EU immigration: An ICM survey has shown that 53% of Scots polled want stricter policies on immigration from EU countries. It has also shown that a third of Scots might vote for Scotland to leave the EU if David Cameron holds in-out referendum. (Scottish Daily Mail, page 18)

 

SNP general election: It was confirmed last night that the SNP will not select any candidates for next year’s UK general election until after the independence referendum. (Press and Journal page 13)

 

Economy

RBS: RBS is reportedly facing full-year losses of up to £8 billion following the bank’s announcement that a further £3.1bn was being set aside for litigation and compensation claims. (Scotsman page 1, Martin Flanagan in the Scotsman, Herald page 1, Financial Times page 1, Jonathon Guthrie in the Financial Times page 18, Times page 16, Andrew Clark in the Times, Guardian page 19, Scottish Daily Mail page 2, Courier page 33)

 

Wind farms: Investment in offshore wind farms fell from £63.6m in 2012 to £28.9m last year. (Scotsman page 1, Herald page 8, Times page 1, Courier page 34)

 

Economic growth: Official figures released today are expected to show that the economy grew by 0.8% in the last quarter of 2013, meaning annual growth of 1.9% in 2013, the biggest annual growth since 2007. (Telegraph page 1)

 

Debt: Peter Jones in the Scotsman considers the debt that an independent Scotland could face.

 

Scottish wage rises: The Barclays Employers Survey 2014 has found that two-thirds of Scottish businesses plan to bring an end to wage freezes and raise pay this year. (Herald page 3)

 

London: The SNP has reportedly warned that London remains a threat to the Scottish economy, despite Edinburgh and Aberdeen’s success in creating jobs, whilst Glasgow and Dundee lag behind. (Herald page 6, Daily Express page 2, Daily Record page 8, Scottish Daily Mail page 13, Courier page 13)

 

Oil industry: The Coalition Business Minister Michael Fallon has warned that uncertainty caused by the Scottish independence referendum might temporarily stop investment in the North Sea oil and gas industry. (Herald page 6, Financial Times page 4, Press and Journal page 12)

 

Business start-ups: Figures from Startup Britain show that more than 30,000 new businesses were set up in Scotland in 2013, with Edinburgh and Glasgow in the top 10 UK places for start-ups. (Herald page 7)

 

Transport
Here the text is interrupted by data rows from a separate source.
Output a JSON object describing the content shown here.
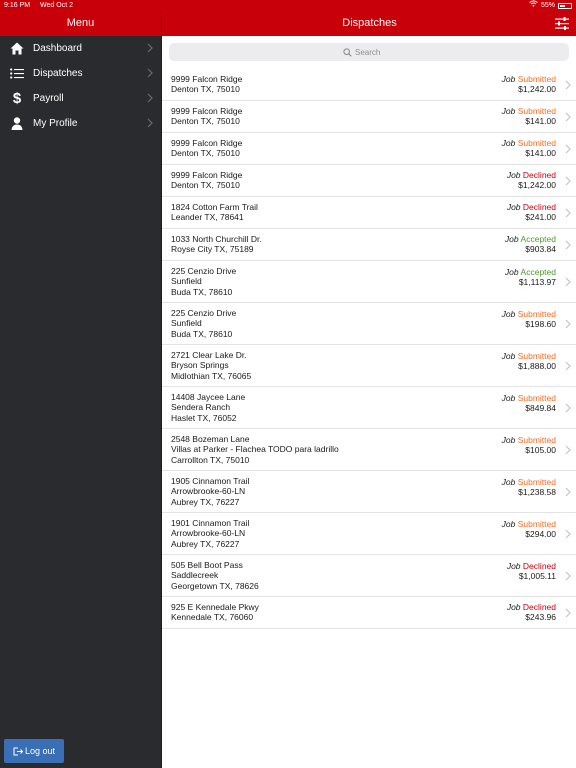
{
  "status_bar": {
    "time": "9:16 PM",
    "date": "Wed Oct 2",
    "battery": "55%"
  },
  "sidebar": {
    "title": "Menu",
    "items": [
      {
        "label": "Dashboard",
        "icon": "home-icon"
      },
      {
        "label": "Dispatches",
        "icon": "list-icon"
      },
      {
        "label": "Payroll",
        "icon": "dollar-icon"
      },
      {
        "label": "My Profile",
        "icon": "person-icon"
      }
    ],
    "logout_label": "Log out"
  },
  "main": {
    "title": "Dispatches",
    "search_placeholder": "Search",
    "job_word": "Job",
    "dispatches": [
      {
        "lines": [
          "9999 Falcon Ridge",
          "Denton TX, 75010"
        ],
        "status": "Submitted",
        "amount": "$1,242.00"
      },
      {
        "lines": [
          "9999 Falcon Ridge",
          "Denton TX, 75010"
        ],
        "status": "Submitted",
        "amount": "$141.00"
      },
      {
        "lines": [
          "9999 Falcon Ridge",
          "Denton TX, 75010"
        ],
        "status": "Submitted",
        "amount": "$141.00"
      },
      {
        "lines": [
          "9999 Falcon Ridge",
          "Denton TX, 75010"
        ],
        "status": "Declined",
        "amount": "$1,242.00"
      },
      {
        "lines": [
          "1824 Cotton Farm Trail",
          "Leander TX, 78641"
        ],
        "status": "Declined",
        "amount": "$241.00"
      },
      {
        "lines": [
          "1033 North Churchill Dr.",
          "Royse City TX, 75189"
        ],
        "status": "Accepted",
        "amount": "$903.84"
      },
      {
        "lines": [
          "225 Cenzio Drive",
          "Sunfield",
          "Buda TX, 78610"
        ],
        "status": "Accepted",
        "amount": "$1,113.97"
      },
      {
        "lines": [
          "225 Cenzio Drive",
          "Sunfield",
          "Buda TX, 78610"
        ],
        "status": "Submitted",
        "amount": "$198.60"
      },
      {
        "lines": [
          "2721 Clear Lake Dr.",
          "Bryson Springs",
          "Midlothian TX, 76065"
        ],
        "status": "Submitted",
        "amount": "$1,888.00"
      },
      {
        "lines": [
          "14408 Jaycee Lane",
          "Sendera Ranch",
          "Haslet TX, 76052"
        ],
        "status": "Submitted",
        "amount": "$849.84"
      },
      {
        "lines": [
          "2548 Bozeman Lane",
          "Villas at Parker - Flachea TODO para ladrillo",
          "Carrollton TX, 75010"
        ],
        "status": "Submitted",
        "amount": "$105.00"
      },
      {
        "lines": [
          "1905 Cinnamon Trail",
          "Arrowbrooke-60-LN",
          "Aubrey TX, 76227"
        ],
        "status": "Submitted",
        "amount": "$1,238.58"
      },
      {
        "lines": [
          "1901 Cinnamon Trail",
          "Arrowbrooke-60-LN",
          "Aubrey TX, 76227"
        ],
        "status": "Submitted",
        "amount": "$294.00"
      },
      {
        "lines": [
          "505 Bell Boot Pass",
          "Saddlecreek",
          "Georgetown TX, 78626"
        ],
        "status": "Declined",
        "amount": "$1,005.11"
      },
      {
        "lines": [
          "925 E Kennedale Pkwy",
          "Kennedale TX, 76060"
        ],
        "status": "Declined",
        "amount": "$243.96"
      }
    ]
  },
  "colors": {
    "header_red": "#c8000a",
    "sidebar_bg": "#2a2b2f",
    "submitted": "#f26d24",
    "declined": "#c8000a",
    "accepted": "#4a9b2a",
    "logout_blue": "#3a6fb5"
  }
}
Rail improvement: The cost of improving rail travel between Edinburgh and Glasgow has risen in cost from £650m to £741.5m, largely due to the expanded redevelopment of Queen Street Station, accoutring to transport minister Keith Brown. (Scotsman page 17, Sun page 4, Telegraph page 9, Herald page 5, Daily Express page 4, Times page 8, Scottish Daily Mail page 10)

 

Justice

Police Scotland: Police Scotland has reportedly been criticised for plans which would close 50% of Scottish 999 centres and threaten up to 300 jobs. (Herald page 1, Press and Journal page 10)